# What you have to do
Collect all lines below with the string "kind".

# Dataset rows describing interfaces
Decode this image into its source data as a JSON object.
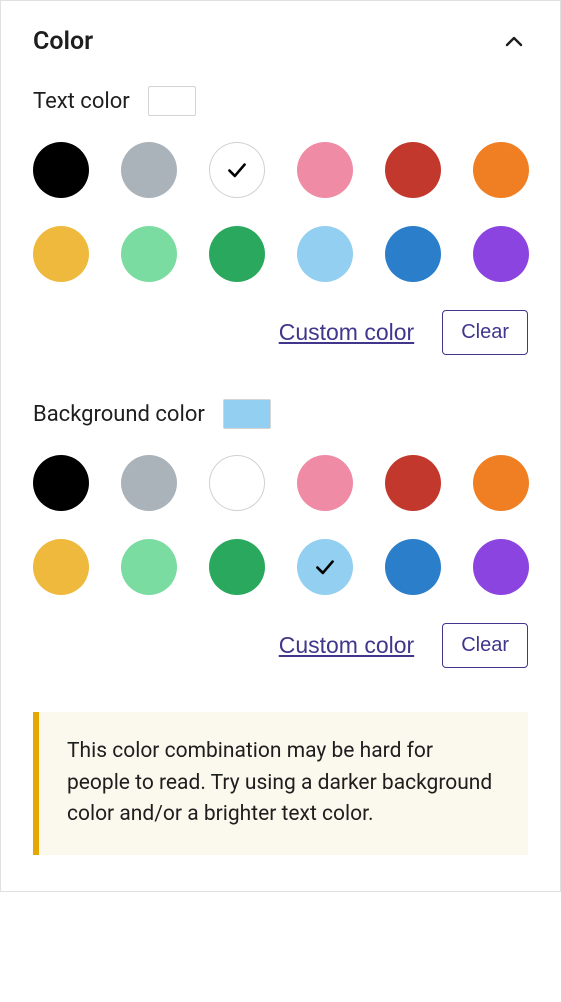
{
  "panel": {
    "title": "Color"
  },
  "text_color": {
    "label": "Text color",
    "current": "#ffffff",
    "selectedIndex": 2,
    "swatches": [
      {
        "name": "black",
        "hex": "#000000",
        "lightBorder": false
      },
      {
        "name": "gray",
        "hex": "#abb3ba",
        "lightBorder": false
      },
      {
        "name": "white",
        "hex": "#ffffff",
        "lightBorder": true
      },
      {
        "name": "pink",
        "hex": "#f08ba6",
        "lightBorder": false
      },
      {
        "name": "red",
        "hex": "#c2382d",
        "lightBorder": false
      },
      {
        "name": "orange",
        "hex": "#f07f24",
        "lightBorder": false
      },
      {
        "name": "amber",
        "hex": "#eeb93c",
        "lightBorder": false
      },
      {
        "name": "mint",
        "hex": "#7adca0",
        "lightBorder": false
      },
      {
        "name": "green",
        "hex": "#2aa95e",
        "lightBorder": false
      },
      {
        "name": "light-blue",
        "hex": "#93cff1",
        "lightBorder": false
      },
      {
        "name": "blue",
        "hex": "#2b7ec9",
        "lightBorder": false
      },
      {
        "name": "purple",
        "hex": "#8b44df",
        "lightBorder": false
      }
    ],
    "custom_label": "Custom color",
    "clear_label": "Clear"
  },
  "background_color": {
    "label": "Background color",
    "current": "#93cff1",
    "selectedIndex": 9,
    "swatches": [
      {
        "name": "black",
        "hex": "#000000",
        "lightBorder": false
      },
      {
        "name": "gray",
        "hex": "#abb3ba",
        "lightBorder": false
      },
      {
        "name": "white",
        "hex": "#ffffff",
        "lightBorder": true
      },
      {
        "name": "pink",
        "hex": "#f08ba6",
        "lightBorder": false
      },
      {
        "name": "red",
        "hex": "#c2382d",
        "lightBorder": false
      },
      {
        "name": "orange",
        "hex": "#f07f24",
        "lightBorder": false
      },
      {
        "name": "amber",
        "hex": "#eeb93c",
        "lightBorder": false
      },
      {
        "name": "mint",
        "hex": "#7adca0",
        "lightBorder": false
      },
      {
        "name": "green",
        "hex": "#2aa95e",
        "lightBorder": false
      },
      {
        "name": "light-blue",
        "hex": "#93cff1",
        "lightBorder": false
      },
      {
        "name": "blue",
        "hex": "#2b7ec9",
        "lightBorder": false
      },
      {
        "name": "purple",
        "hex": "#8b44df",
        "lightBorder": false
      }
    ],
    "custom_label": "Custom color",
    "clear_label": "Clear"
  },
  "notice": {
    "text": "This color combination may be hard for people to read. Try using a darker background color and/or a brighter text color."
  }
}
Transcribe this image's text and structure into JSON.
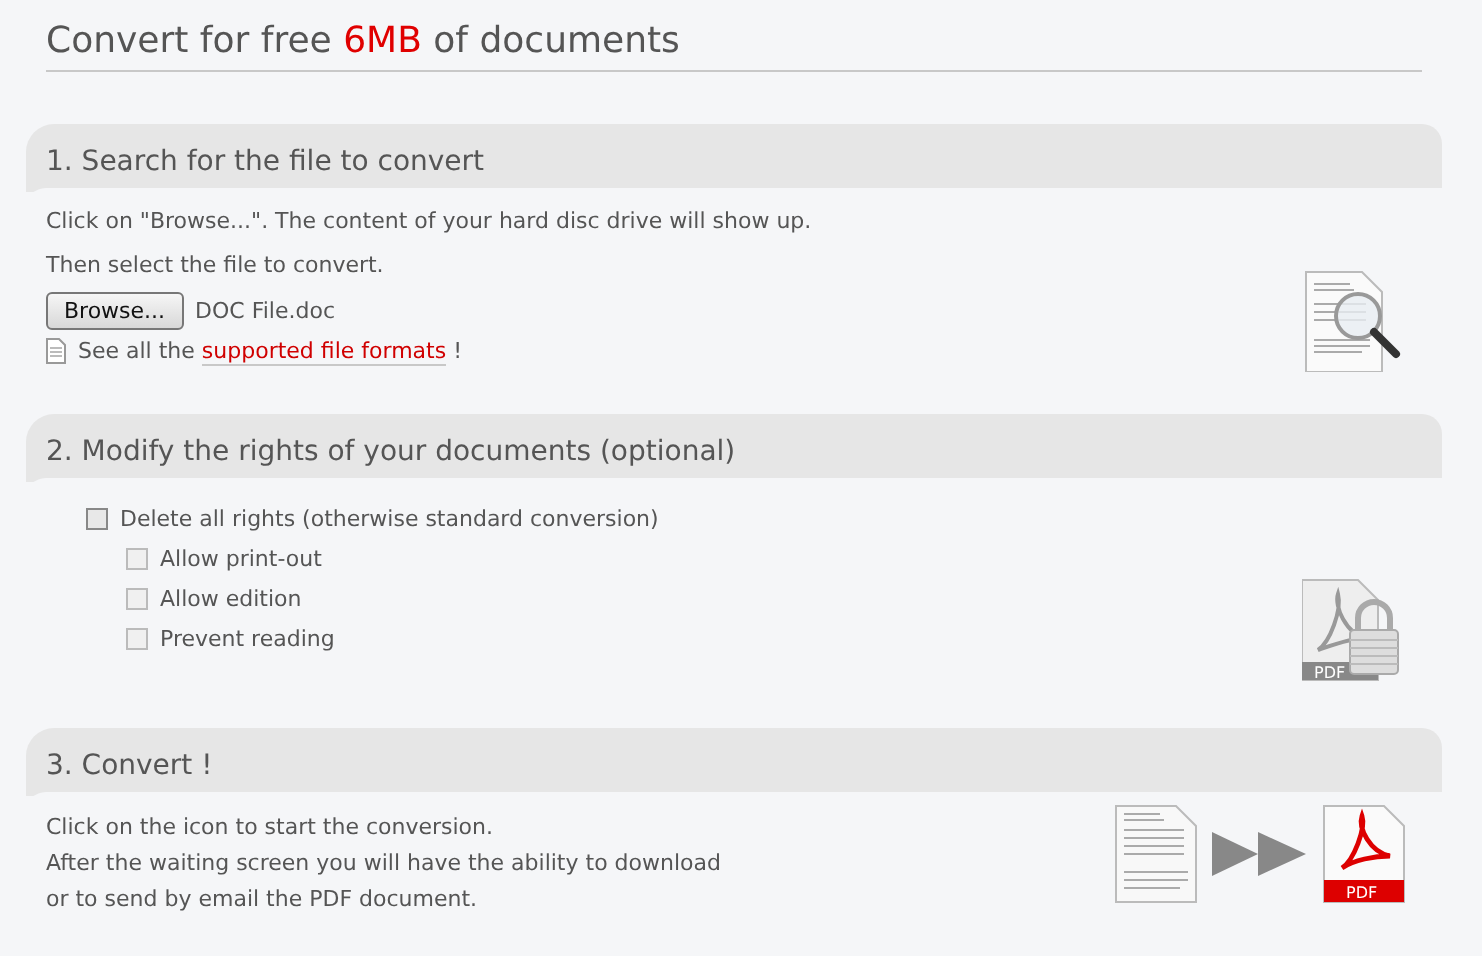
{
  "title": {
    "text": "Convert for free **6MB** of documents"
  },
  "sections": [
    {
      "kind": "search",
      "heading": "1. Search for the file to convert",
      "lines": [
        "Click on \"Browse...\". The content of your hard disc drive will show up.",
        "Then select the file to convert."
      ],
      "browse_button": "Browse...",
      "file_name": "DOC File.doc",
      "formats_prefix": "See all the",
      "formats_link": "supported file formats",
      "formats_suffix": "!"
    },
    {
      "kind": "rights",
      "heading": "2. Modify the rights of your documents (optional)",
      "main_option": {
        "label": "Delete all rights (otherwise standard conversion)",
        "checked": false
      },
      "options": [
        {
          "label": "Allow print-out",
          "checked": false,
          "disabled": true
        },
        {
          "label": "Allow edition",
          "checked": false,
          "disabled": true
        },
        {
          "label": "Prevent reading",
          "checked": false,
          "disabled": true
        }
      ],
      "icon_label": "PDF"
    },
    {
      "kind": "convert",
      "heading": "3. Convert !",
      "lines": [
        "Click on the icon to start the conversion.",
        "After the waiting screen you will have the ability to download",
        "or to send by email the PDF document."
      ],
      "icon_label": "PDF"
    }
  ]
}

# Answer section
      "kind": "search",
      "kind": "rights",
      "kind": "convert",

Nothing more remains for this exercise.